Durable over Decibel

Why suppressor selection shouldn't be about a Db number

Alright GAT,

Let’s talk cans. Silencer, suppresser, gun muffler, the thing formerly known as “solvent trap”.

Those mysterious and yet very simple safety devices that can tame the thunder and flash of a gunshot to a more reasonable level.

I finally pulled the trigger on a personal one after many moons of borrowing the ones around me and I want to take you through the thought process.

Silencers are like Weapon Mounted Lights…

Yes. We played the exact same game with weapon lights that we have with silencers. The game of numbers.

More lumens better! More decibel reduction better!!

Except, just like lights, that is not the whole story. Is that decibel reduction “dry” or “wet”? Is it first shot or purged (the can is full of shot gases mostly, not air)? Does it shift point of impact? Is it high volume/full-auto rated or meant for single shot in the woods? Is it ‘flow through’? Can it be used after being submerged, if so how? Does it have barrel length requirements?

And that most important of questions that ties to everything you buy

What do you need it to do?

Remember, equipment like this is specialist. Pick its job, then go shopping. If your job is the quietest possible first shot, hunters, the silencer will be able to utilize certain constructions and materials and probably be a design not concerned with working on a gas system.

If its designed to tame muzzle blast on a machinegun or repeating rifle that’s a whole different set of physical requirements to deal with heat, pressure, gas systems, etc. Often these cans aren’t built for the best (meaning highest number under the tested conditions) Db reduction, they’re built for durable consistent Db reduction.

For anyone looking to suppress a fighting gun, this is you can type.

You’re looking at a possible rapid rate of fire through a probably gas operated action that you need to take the edge off of because you’re most likely in your house. Alternatively it is possible to be in or around a vehicle needing this. You might also just be kind to your neighbors on the firing line if you run a muzzle break. You might be running a shoot house/CQB/entry type course of training. There are a myriad applications for these that still boil down to, “make it a little less *boom*”

Pick a Durable ‘Do-It-All’ .30 Cal

Why .30? Because just like Franks Red Hot you can put it on everything.

The Mini2 is an excellent example
  1. You can lower the bore diameter (caliber) of what you’re shooting, because smaller objects go through larger holes, but you cannot do the opposite and shoot a 6mm, 6.5mm, 6.8mm, or 7.62mm through a 5.56mm.
  2. You are not going to miss those theoretical notional decibels of the caliber specific can.

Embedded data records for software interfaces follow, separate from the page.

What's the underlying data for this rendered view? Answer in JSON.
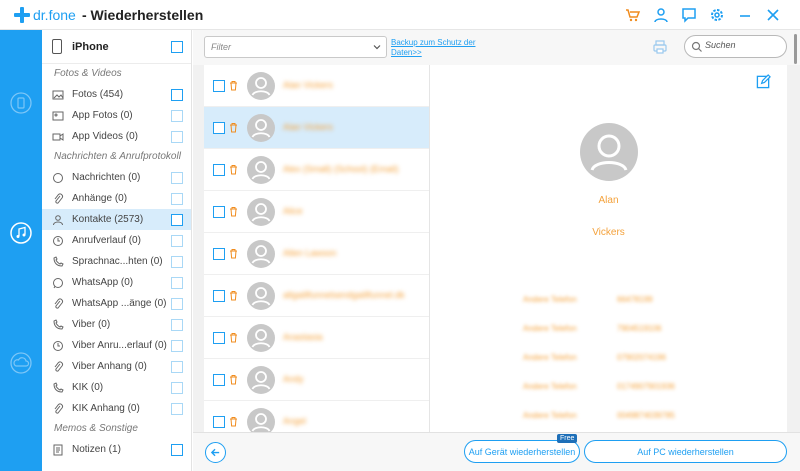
{
  "app": {
    "logo_text": "dr.fone",
    "title": "- Wiederherstellen"
  },
  "colors": {
    "accent": "#1e9ff2",
    "highlight": "#f4a23c",
    "selected_bg": "#d7ecfb"
  },
  "titlebar_icons": [
    "cart-icon",
    "user-icon",
    "feedback-icon",
    "settings-icon",
    "minimize-icon",
    "close-icon"
  ],
  "rail": {
    "items": [
      "device-restore-icon",
      "music-restore-icon",
      "cloud-restore-icon"
    ],
    "active": 1
  },
  "sidebar": {
    "device": "iPhone",
    "sections": [
      {
        "title": "Fotos & Videos",
        "items": [
          {
            "label": "Fotos (454)",
            "icon": "photo-icon",
            "enabled": true
          },
          {
            "label": "App Fotos (0)",
            "icon": "app-photo-icon",
            "enabled": false
          },
          {
            "label": "App Videos (0)",
            "icon": "video-icon",
            "enabled": false
          }
        ]
      },
      {
        "title": "Nachrichten & Anrufprotokoll",
        "items": [
          {
            "label": "Nachrichten (0)",
            "icon": "message-icon",
            "enabled": false
          },
          {
            "label": "Anhänge (0)",
            "icon": "attachment-icon",
            "enabled": false
          },
          {
            "label": "Kontakte (2573)",
            "icon": "contact-icon",
            "enabled": true,
            "active": true
          },
          {
            "label": "Anrufverlauf (0)",
            "icon": "call-history-icon",
            "enabled": false
          },
          {
            "label": "Sprachnac...hten (0)",
            "icon": "voicemail-icon",
            "enabled": false
          },
          {
            "label": "WhatsApp (0)",
            "icon": "whatsapp-icon",
            "enabled": false
          },
          {
            "label": "WhatsApp ...änge (0)",
            "icon": "whatsapp-attachment-icon",
            "enabled": false
          },
          {
            "label": "Viber (0)",
            "icon": "viber-icon",
            "enabled": false
          },
          {
            "label": "Viber Anru...erlauf (0)",
            "icon": "viber-call-icon",
            "enabled": false
          },
          {
            "label": "Viber Anhang (0)",
            "icon": "viber-attachment-icon",
            "enabled": false
          },
          {
            "label": "KIK (0)",
            "icon": "kik-icon",
            "enabled": false
          },
          {
            "label": "KIK Anhang (0)",
            "icon": "kik-attachment-icon",
            "enabled": false
          }
        ]
      },
      {
        "title": "Memos & Sonstige",
        "items": [
          {
            "label": "Notizen (1)",
            "icon": "notes-icon",
            "enabled": true
          }
        ]
      }
    ]
  },
  "toolbar": {
    "filter_placeholder": "Filter",
    "backup_link": "Backup zum Schutz der Daten>>",
    "search_placeholder": "Suchen"
  },
  "contacts": [
    {
      "name": "Alan Vickers",
      "selected": false
    },
    {
      "name": "Alan Vickers",
      "selected": true
    },
    {
      "name": "Alex (Small) (School) (Email)",
      "selected": false
    },
    {
      "name": "Alice",
      "selected": false
    },
    {
      "name": "Allen Lawson",
      "selected": false
    },
    {
      "name": "allgaillfunnelsendgaillfunnel.dk",
      "selected": false
    },
    {
      "name": "Anastasia",
      "selected": false
    },
    {
      "name": "Andy",
      "selected": false
    },
    {
      "name": "Angel",
      "selected": false
    }
  ],
  "detail": {
    "first_name": "Alan",
    "last_name": "Vickers",
    "fields": [
      {
        "label": "Andere Telefon",
        "value": "66478199"
      },
      {
        "label": "Andere Telefon",
        "value": "7904519106"
      },
      {
        "label": "Andere Telefon",
        "value": "07902074196"
      },
      {
        "label": "Andere Telefon",
        "value": "0174907901936"
      },
      {
        "label": "Andere Telefon",
        "value": "0049874039785"
      },
      {
        "label": "Andere Telefon",
        "value": "7867902876"
      }
    ]
  },
  "footer": {
    "device_button": "Auf Gerät wiederherstellen",
    "free_badge": "Free",
    "pc_button": "Auf PC wiederherstellen"
  }
}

Remember that a listed Db reduction rating or NRR (Noise Reduction Rating) is under controlled circumstances, usually outdoors in moderately nice weather. It’s also measured at a certain distance and position and.. and.. and.. and, kind of like the listed velocity and “drop” printed for a round on a box of ammo, its just a guideline and any number of factors will change it.

Keep in mind that this silencer’s job is much more blunt than you’re giving it credit for. It needs to blunt the blast. Noise and flash need to be reduced to a level that doesn’t disrupt you and yours and the can needs to do it over and over again while not breaking down.

It’s a durable boom tube that needs to not be too heavy or awkward at the end of the barrel. Simple. So stop complicating it unless you need to.

When you need to complicate it

Specialty silencer selection for either a specific purpose (large bore bolt gun, rimfire, etc.) or permanent/dedicated attachment.

This post dedicated to getting people unglued from ‘Decibels’ just as with ‘Lumens’ on lights. There is more to it.

That said, if you guessed I grabbed a SOCOM762 Mini2 DE… correct. You get an internet cookie.

Keith Finch
Keith is the former Editor-in-Chief of GAT Marketing Agency, Inc. He got told there was a mountain of other things that needed doing, so he does those now and writes here when he can. editor@gatdaily.com A USMC Infantry Veteran and Small Arms and Artillery Technician, Keith covers the evolving training and technology from across the shooting industry. Teaching since 2009, he covers local concealed carry courses, intermediate and advanced rifle courses, handgun, red dot handgun, bullpups, AKs, and home defense courses for civilians, military client requests, and law enforcement client requests.